“I did all of this to myself and I know only I can fix it, but I see no way out, and what’s worse is I don’t feel I deserve another chance.”
You sound just like me. I moved out of my parents’ house at 24, and moved back in at 25. I’ve been living with my mother ever since, and if it weren’t for her I don’t know where I’d be. And I understand family problems. My family does believe ADD/ADHD exists, and they believe I have it, but they don’t seem to accept that any of the ADHD related problems I have are because of my ADHD. They just think they’re personal flaws I need to work on, such as not being lazy and not procrastinating. Or if they do, they think I just need to learn to not be lazy or procrastinate.
Let me begin by saying that whatever choices you made were yours, but you did not choose to have a condition that results in having a myriad of jobs or taking a long time to finish you associate degree. Or many of the other problems you’ve had in life. None of us did. And no, it’s not that only you can fix it. Even without neurological or mental health issues, nobody makes it through life on their own. Don’t think this. Only you can choose to fix it, nobody can make that choice for you. But you can’t fix it on your own. If everybody tried to fix everything on their own, the human species would have died out before we discovered fire. You’re not Hercules, though your trials may be as hard, so don’t try to do it on your own.
Second, don’t ever let yourself feel like you don’t deserve another chance. This may be the wrong forum for this, but I’m Christian and one thing I’ve learned is that God always gives us another chance. It’s Satan who doesn’t want us to feel like we deserve the Chance God gives, that’s why Christians call him the father of all lies. You may not be Christian, but the same still applies. You always have another chance, as long as you keep trying. And if you don’t believe in Satan, then believe that whatever makes you feel this way is your own personal Evil One – depression, anger, self-doubt – these are the Evil Ones you face, and they will lie to you. They make you believe you aren’t worthy of another chance or that nobody will give you one. I started college 4 years ago, and got my associate in the first two years. but I had trouble keeping up. I made 4.0 my first semester, and it started dropping after that. Last semester, I failed a class. I’m on Pell and loans, so I could lose these and have to quit. But when I moved from the 2 year college to the local university, I read something about ADHD on the internet that made me look it up. I started talking to a counselor there and got diagnosed last Spring. I’ve had a hard time of it, and I stopped working on behavioral things this Summer – for one, I work at the university’s cafeteria and they close in the Summer, so I’ve been looking for a job for 2 months now – and the Adderall sometimes makes me more hyperfocused so I don’t always get my assignments done on time because I get busy on other things or I get to focused on the details of the assignment, and a few I never finished. I took a drawing course this Summer and never finished the last assignment. I made a 75 in that class. But I know if I give up, I’m giving in to those things that want me to fail – depression, anger, self-doubt.

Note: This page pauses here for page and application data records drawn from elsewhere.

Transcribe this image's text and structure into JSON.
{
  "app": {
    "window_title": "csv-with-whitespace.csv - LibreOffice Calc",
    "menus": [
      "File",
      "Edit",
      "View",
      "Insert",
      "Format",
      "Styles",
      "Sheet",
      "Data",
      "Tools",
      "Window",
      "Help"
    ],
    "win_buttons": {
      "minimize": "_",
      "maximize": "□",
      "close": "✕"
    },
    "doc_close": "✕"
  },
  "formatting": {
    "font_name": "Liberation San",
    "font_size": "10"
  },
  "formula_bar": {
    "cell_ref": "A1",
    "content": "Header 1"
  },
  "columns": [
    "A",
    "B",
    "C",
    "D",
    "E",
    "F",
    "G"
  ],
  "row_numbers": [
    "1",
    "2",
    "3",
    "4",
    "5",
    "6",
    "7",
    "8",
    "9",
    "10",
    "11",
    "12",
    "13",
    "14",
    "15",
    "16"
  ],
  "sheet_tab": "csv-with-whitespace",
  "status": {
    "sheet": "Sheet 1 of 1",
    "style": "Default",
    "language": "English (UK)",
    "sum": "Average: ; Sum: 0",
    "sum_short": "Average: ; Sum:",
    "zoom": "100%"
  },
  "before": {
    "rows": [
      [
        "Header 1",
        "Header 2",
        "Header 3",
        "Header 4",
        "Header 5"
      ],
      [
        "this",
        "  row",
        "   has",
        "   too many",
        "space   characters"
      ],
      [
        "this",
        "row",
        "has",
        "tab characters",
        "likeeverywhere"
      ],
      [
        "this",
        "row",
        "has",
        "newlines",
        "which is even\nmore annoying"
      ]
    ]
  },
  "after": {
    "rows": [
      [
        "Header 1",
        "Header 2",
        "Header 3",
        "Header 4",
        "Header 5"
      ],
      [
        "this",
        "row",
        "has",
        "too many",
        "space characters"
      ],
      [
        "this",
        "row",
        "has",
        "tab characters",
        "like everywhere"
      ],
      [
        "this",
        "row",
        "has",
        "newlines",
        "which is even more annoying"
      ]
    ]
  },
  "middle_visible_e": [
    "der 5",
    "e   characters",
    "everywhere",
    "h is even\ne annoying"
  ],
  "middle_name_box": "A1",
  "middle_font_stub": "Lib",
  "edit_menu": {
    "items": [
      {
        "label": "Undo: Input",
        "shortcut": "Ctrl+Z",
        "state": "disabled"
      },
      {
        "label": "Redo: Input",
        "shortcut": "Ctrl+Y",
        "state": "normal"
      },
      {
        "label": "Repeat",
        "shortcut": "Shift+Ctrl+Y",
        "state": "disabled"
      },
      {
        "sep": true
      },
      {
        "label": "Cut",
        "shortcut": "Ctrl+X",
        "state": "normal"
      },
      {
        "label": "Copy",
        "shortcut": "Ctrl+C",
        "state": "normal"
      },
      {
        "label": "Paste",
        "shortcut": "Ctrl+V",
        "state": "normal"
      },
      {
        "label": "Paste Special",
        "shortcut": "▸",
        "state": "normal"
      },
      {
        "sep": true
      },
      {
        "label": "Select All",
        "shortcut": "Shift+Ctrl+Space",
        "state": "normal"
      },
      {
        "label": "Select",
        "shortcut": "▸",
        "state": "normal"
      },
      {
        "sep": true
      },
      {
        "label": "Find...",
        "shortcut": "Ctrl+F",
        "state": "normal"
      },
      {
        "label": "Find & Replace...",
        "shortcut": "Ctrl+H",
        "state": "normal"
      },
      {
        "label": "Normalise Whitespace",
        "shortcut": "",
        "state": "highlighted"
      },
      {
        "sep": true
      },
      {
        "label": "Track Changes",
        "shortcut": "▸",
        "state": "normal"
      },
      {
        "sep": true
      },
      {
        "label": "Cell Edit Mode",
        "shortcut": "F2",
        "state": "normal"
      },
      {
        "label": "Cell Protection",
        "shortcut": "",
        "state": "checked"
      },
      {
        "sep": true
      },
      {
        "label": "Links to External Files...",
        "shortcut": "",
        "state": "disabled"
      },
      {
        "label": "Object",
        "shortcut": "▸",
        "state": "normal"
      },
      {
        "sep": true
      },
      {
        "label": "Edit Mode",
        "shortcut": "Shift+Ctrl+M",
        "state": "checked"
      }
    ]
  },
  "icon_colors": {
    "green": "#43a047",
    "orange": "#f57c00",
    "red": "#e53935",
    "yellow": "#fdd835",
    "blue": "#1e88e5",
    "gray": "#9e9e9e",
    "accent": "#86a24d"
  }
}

As for your friends and family, reconciliations can be made and friendships can be mended. But just like everything else, you have to make the choice to do so, and you can’t do this alone. They have to choose to mend those friendships as well. But they have to understand that you do have a neurological condition, and your friendship will not be easy, for either you or them, and they have to be strong to be your friend; just like you have to be strong to be a friend to others. And your family will have to accept that, whether they believe it exists or not, these attributes of your condition make life harder for you, and they wont be changed easily, or without their support.